Thursday, February 9, 2012

Taiwanese Traditions: The Lantern Festival

Lanterns from last years Lantern Festival

For the second year in a row, my wife and I have tried to make it to the Lantern Festival in our community.  Last year, it was on Sunday, which make it impossible for us to go, but this year it was on Monday.  The weather was beautiful that day, too.  Monday is the day we usually plan to go somewhere and do something.  We went, but we couldn't find it.

It was interesting because we went on the Taoyuan County website, and they talked about it being on Nankan Creek, but it wasn’t too specific about what part of the creek.  I would have thought that someone could have put a Google map on there to show where to go, but they didn’t.  I’m making myself a promise right here; right now, that next year I will make it to the festival.  To me, it’s the most interesting of all the festivals, which happen in Taiwan.  There is one other celebration that holds an interest for me, the Yan Shui Fireworks festival where they fire fireworks right at you.  You see people wearing heavy clothing and their motorcycle helmets while the fireworks smash against them.  That would be fun to see but I’m not sure about participating.  I’m old and slow and I think I’d be a sitting duck.

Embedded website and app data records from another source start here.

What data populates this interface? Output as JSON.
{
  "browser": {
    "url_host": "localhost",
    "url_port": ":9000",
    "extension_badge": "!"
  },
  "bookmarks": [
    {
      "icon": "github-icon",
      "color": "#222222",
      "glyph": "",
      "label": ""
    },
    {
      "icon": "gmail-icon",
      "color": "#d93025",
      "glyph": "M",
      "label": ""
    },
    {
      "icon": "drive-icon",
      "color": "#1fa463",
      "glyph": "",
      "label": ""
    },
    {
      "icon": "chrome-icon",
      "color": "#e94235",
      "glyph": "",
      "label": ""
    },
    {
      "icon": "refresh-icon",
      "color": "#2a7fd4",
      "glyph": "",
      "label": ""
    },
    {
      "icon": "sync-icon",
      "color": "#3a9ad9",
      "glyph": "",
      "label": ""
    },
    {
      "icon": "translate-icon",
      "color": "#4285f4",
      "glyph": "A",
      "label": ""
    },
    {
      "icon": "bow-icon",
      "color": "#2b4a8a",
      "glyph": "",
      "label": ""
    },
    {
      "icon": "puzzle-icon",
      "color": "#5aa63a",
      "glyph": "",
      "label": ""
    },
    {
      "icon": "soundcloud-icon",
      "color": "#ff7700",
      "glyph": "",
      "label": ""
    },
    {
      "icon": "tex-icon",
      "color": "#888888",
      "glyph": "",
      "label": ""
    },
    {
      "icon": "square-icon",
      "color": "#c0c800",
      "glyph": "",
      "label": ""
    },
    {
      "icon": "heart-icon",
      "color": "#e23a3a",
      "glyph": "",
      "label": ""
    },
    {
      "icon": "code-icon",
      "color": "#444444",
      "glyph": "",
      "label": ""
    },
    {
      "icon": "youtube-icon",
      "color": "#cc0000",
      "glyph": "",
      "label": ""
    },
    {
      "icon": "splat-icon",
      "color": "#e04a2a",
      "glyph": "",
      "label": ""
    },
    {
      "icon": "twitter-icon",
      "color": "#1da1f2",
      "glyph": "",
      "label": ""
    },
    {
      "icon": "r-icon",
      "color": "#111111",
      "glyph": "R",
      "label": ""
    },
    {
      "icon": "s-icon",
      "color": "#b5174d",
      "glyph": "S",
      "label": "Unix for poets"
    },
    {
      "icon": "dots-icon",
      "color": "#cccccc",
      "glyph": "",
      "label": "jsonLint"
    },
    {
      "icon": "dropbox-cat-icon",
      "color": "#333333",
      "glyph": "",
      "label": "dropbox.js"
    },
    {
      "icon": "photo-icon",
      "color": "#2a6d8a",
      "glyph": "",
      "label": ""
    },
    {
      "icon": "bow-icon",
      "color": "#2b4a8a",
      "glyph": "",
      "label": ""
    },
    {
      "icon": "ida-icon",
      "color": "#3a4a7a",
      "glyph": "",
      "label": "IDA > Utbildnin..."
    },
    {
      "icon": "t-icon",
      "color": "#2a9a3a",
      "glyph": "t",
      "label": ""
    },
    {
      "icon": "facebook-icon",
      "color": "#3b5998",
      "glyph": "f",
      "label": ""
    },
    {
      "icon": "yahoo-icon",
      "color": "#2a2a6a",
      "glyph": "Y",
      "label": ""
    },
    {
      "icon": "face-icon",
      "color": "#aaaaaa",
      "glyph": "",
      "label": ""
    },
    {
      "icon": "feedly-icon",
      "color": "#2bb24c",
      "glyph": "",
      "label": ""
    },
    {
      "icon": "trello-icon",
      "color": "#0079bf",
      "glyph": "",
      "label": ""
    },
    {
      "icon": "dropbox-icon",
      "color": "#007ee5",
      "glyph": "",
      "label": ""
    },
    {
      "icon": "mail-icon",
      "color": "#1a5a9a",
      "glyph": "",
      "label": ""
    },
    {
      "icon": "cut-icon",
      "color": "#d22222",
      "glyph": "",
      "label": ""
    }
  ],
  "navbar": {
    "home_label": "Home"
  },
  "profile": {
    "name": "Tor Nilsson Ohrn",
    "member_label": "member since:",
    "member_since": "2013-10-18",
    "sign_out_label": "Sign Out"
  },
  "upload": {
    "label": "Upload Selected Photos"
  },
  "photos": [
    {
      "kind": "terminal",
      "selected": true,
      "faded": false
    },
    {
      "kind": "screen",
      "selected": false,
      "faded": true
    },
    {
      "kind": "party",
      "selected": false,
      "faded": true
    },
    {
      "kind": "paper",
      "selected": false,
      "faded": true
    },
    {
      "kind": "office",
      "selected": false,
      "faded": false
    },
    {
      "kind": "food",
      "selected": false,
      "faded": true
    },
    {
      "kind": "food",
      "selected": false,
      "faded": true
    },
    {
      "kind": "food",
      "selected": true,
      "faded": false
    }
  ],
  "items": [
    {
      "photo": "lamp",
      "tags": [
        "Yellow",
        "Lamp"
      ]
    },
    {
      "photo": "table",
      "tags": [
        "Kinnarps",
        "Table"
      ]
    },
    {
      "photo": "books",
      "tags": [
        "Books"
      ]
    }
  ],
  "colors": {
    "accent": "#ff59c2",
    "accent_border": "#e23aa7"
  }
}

Lantern from the Year of the Rabbit
The Lantern Festival usually lasts about a month or couple of weeks, this year in Taoyuan County the festival lasted from January 28 through February 6, and is sometimes called, “little New Year.”  The Lunar New Year is, of course, the Big New Year.

There are a number of legends associated with the origin of this festival.  Many of the legends are associated with relationships between people and their gods. I found one of them to be very interesting:

The first is a legend that tells of a beautiful crane that flew from heaven to earthy.  When the crane landed on earth the people of a certain village killed it.  The Jade Emperor (The Emperor of Heaven) was angry and sent an army to destroy the people and the village.  Apparently the crane was the Jade Emperor’s favorite bird, so his plan was to destroy the village through a storm of fire on the fifteenth day of the first month according to the lunar calendar.

The Jade Emperor’s daughter warned the village of their impending disaster so that they could prepare.  The village people were frantic because thy had no idea how to turn away the wrath of the Jade Emperor until one wise man came up with an idea.  He said to hang lanterns and light bonfires throughout the city, so that when the soldiers arrived, they would think the village was already ablaze and leave without further damage.  The villagers embarked on that particular plan and the village was saved.

The interesting thing to me is the similarity to the legend surrounding the origin of the Chinese New Year traditions.  See Taiwanese Traditions:  Chinese New Year:  The Legend of Nian.

There are a number of ways that the lantern festival is celebrated in modern Taiwan.  This year, the Taoyuan Lantern Festival was an aquatic festival, where lanterns were lit and floated in Nankan Creek.  In Pingxi, the lanterns were lit and released into the sky. And In Yanshui, fireworks were lit and flew through the crowd.  In each, there are lanterns that are made.  Many are complex works of art that depict people and animals, as well as the sky lanterns on which are written wishes for the new year.  These are lit and released into the sky.  There are also lanterns on which riddles are written and children sped time to solve the riddles. 

The Beautiful Crane of the legend
It is a fun time where families and friends get together and enjoy each other.  There is also a romantic feeling as young couples stroll together and spend time together.  In the early days this was the time when young people strolled the streets with their chaperones in the hopes of finding a spouse.  Matchmakers were busy in the weeks prior to the Lantern Festival trying to find the best matches for the young people.  As marriages in Taiwan are no longer arranged this part of the festival has disappeared.  Now young people enjoy the festival with their lovers.